Full recording of April 21 meeting
TDMR received the following opinion piece from a concerned Texas dentist. We thought it was important enough to publish as patient care is a primary concern of TDMR.
On Tuesday, April 21, the Texas State Board of Dental Examiners held an emergency meeting with the sole purpose of adding language to the Dental Practice Act so they could potentially prosecute dentists that perform dental procedures the Board does not believe to be proper under Governor Abbott’s Executive Order GA15 “Relating to hospital capacity during the COVID-19 disaster”.
Patients should "deal with it"
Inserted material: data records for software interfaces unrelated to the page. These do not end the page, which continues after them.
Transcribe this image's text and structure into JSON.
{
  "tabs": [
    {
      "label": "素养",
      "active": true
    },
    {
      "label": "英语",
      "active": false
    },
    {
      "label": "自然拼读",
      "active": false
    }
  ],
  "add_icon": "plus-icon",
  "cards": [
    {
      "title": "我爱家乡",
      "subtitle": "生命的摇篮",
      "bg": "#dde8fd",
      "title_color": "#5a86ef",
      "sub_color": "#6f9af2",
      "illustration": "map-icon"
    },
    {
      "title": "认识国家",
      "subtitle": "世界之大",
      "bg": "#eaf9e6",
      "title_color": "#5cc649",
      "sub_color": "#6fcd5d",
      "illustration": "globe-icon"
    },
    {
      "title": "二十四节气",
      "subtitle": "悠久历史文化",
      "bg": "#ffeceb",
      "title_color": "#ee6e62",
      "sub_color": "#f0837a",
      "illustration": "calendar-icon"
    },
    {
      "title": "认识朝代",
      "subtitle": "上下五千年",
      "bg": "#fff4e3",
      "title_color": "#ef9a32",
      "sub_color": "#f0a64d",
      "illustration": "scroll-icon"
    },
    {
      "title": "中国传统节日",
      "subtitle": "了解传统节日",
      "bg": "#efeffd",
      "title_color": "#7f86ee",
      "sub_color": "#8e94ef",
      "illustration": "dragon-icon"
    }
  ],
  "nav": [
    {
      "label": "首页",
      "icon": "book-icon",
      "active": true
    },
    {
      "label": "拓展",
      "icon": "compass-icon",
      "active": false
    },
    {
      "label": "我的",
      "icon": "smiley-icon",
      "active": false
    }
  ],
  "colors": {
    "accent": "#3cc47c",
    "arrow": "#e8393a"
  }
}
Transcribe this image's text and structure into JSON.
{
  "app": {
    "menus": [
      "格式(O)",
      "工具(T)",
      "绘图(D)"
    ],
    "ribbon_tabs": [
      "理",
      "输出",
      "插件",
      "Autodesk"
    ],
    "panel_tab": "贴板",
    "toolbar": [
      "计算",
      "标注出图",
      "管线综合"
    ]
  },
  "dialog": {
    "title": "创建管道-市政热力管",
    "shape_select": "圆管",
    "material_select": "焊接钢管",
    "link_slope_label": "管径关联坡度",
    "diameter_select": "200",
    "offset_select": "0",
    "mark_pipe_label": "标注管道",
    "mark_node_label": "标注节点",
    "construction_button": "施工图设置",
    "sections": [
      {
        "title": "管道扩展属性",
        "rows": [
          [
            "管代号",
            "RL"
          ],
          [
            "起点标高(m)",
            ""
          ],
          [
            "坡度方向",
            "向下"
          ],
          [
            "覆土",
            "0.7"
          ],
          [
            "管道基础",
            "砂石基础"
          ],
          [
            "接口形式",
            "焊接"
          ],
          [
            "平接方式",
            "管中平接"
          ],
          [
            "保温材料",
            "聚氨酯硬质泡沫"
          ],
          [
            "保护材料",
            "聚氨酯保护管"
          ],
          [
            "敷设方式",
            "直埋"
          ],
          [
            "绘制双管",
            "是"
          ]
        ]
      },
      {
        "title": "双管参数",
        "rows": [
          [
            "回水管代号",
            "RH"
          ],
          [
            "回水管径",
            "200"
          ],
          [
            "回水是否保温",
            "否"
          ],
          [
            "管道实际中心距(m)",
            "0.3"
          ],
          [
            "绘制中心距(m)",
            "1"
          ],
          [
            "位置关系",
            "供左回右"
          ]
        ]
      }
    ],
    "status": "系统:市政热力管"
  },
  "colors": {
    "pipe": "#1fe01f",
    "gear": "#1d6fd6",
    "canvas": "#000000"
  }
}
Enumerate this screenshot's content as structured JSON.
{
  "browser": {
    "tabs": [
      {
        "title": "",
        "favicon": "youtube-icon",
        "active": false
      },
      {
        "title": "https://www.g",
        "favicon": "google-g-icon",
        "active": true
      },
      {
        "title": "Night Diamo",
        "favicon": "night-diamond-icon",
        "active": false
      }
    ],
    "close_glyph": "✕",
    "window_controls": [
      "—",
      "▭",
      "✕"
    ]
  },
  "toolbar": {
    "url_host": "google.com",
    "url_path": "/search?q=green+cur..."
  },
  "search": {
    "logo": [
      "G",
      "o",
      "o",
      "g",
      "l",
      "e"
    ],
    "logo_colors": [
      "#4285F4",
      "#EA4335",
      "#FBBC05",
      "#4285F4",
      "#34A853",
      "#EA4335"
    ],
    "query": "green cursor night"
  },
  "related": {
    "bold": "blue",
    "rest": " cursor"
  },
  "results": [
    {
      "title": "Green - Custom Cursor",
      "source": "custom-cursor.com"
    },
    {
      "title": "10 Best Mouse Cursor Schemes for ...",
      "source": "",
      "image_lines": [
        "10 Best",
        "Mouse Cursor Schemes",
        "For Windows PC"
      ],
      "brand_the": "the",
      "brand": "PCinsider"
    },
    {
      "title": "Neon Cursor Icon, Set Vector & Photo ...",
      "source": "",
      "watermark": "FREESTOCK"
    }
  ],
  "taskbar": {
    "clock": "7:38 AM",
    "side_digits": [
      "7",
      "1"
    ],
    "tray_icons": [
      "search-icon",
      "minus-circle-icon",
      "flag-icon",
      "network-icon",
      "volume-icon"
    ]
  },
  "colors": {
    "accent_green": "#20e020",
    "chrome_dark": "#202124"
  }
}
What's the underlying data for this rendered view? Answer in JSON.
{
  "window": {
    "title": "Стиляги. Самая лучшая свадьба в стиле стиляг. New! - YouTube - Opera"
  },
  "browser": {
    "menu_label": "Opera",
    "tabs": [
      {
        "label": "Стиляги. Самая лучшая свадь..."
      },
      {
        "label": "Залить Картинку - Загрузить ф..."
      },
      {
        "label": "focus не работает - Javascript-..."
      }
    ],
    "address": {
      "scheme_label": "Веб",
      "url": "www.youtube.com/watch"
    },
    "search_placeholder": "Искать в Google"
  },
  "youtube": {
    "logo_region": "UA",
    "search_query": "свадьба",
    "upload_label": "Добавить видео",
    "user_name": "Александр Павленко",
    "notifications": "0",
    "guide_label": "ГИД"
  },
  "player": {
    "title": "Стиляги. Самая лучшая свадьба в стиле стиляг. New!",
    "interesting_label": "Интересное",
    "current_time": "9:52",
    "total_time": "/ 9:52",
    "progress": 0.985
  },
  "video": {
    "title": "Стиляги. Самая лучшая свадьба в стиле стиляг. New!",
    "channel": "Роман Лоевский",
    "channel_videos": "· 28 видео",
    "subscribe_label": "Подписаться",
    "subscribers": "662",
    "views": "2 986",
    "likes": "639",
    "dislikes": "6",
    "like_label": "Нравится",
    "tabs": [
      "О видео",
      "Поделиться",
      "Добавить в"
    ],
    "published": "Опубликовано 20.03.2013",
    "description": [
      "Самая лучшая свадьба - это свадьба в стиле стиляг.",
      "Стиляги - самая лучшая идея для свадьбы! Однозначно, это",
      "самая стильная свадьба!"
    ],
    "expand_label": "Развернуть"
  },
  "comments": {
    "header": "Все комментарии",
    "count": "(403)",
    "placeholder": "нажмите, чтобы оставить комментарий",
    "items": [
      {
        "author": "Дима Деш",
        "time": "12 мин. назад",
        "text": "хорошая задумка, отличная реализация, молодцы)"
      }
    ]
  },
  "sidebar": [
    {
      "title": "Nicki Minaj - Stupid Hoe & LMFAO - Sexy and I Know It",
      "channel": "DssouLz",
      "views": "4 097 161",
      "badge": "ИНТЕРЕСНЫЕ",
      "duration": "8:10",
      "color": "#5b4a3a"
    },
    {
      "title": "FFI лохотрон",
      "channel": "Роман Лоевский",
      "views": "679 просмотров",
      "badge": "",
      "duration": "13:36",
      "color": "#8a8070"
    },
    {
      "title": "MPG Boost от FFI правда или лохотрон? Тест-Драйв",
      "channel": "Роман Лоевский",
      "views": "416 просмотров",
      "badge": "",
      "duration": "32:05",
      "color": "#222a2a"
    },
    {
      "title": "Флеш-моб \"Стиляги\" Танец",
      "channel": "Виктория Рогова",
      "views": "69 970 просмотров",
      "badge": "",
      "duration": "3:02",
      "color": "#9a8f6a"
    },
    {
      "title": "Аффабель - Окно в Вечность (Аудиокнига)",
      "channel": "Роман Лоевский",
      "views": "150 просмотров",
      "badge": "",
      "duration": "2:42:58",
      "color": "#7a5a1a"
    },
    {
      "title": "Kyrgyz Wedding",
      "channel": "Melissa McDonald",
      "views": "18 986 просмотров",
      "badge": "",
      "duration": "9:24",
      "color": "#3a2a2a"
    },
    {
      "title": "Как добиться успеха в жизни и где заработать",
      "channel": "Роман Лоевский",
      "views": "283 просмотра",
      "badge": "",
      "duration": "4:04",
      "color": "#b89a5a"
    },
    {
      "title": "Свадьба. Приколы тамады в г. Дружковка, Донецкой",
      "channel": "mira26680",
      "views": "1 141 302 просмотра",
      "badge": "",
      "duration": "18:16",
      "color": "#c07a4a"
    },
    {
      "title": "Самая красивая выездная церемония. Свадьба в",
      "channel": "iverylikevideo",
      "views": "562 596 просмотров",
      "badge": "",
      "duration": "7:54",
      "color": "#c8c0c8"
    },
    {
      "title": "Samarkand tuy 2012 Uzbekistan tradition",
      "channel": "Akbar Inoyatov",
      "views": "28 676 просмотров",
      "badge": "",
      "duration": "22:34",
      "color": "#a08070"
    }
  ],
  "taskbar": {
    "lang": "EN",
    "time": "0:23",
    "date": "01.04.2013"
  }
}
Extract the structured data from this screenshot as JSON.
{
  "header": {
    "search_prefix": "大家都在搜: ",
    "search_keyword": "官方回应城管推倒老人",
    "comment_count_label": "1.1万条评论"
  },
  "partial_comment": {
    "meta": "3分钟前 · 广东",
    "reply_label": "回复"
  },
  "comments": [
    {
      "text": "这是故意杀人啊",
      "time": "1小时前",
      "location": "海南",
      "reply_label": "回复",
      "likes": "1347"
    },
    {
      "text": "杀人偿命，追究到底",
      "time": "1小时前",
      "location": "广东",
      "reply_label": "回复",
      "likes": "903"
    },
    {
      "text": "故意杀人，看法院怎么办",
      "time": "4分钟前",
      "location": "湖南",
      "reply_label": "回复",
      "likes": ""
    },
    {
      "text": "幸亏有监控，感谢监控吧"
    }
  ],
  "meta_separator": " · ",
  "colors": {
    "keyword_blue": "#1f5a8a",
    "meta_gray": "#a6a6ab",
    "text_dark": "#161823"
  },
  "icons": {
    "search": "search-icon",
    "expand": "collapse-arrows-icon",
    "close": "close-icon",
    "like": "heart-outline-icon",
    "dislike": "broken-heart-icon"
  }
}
During the emergency Board meeting, the following scenario was presented to articulate the position of various board members.
The example was of a person that fell down and fractured a front tooth leaving an “exposed nerve”. For those that don’t know, this is an extremely painful and agonizing condition. Left untreated, this condition would eventually lead to severe dental infection and possible tooth loss. It was expressed by at least one board member that this condition was not severe enough to warrant dental treatment and the patient would just have to deal with it. Many observers were left dumbfounded by this position, especially from members of the dental board who have been charged with protecting the public.
Following this bizarre line of discussion, every board member voted in support of the resolution, effectively limiting dental access in the most extreme manner possible.
Should be allowing treatment
Many are wondering how the Board even came to the conclusion "that dental offices must remain closed and were prohibited from doing any treatments other than the treatment of life-threatening conditions," especially as the Governor eased medical restrictions that now allow for even cosmetic surgeries to take place.
The Governor himself is on record explaining that many medical professionals have over-interpreted his Executive Order and that medical treatment has been curtailed more than was intended.
Also, the Texas Dental Association, Texas Academy of Pediatric Dentistry, Texas Association of Orthodontists, and Texas Society of Oral and Maxillofacial Surgeons recently submitted suggestions to the Governor's office on how to safely reopen dental offices. https://www.kxan.com/news/texas-dentists-eager-to-reopen-offices-as-state-loosens-covid-19-medical-restrictions/
So, while everyone else is working to figure out how to ensure good oral health while safely protecting from COVID-19; the TSBDE is talking about patients having to ‘deal with it’ and is set to fine providers for providing treatment that, in their opinion, violates a strict interpretation of the Executive Order.
People of Texas deserve better
It probably goes without saying, but we would hope this is not what Governor Abbott expected from his Dental Board appointees; the people of Texas certainly deserve better. In the face of a pandemic, Governor Abbott should be able to trust his agencies to do the right thing and not have to micromanage their every move, sadly that is not the case with our current Dental Board.
It is situations like these that reveal who we truly are. In this case, it has revealed a Dental Board that is incredibly out of touch and in need of major changes.
*A transcript of the Board meeting has been requested and will be made available once it is received.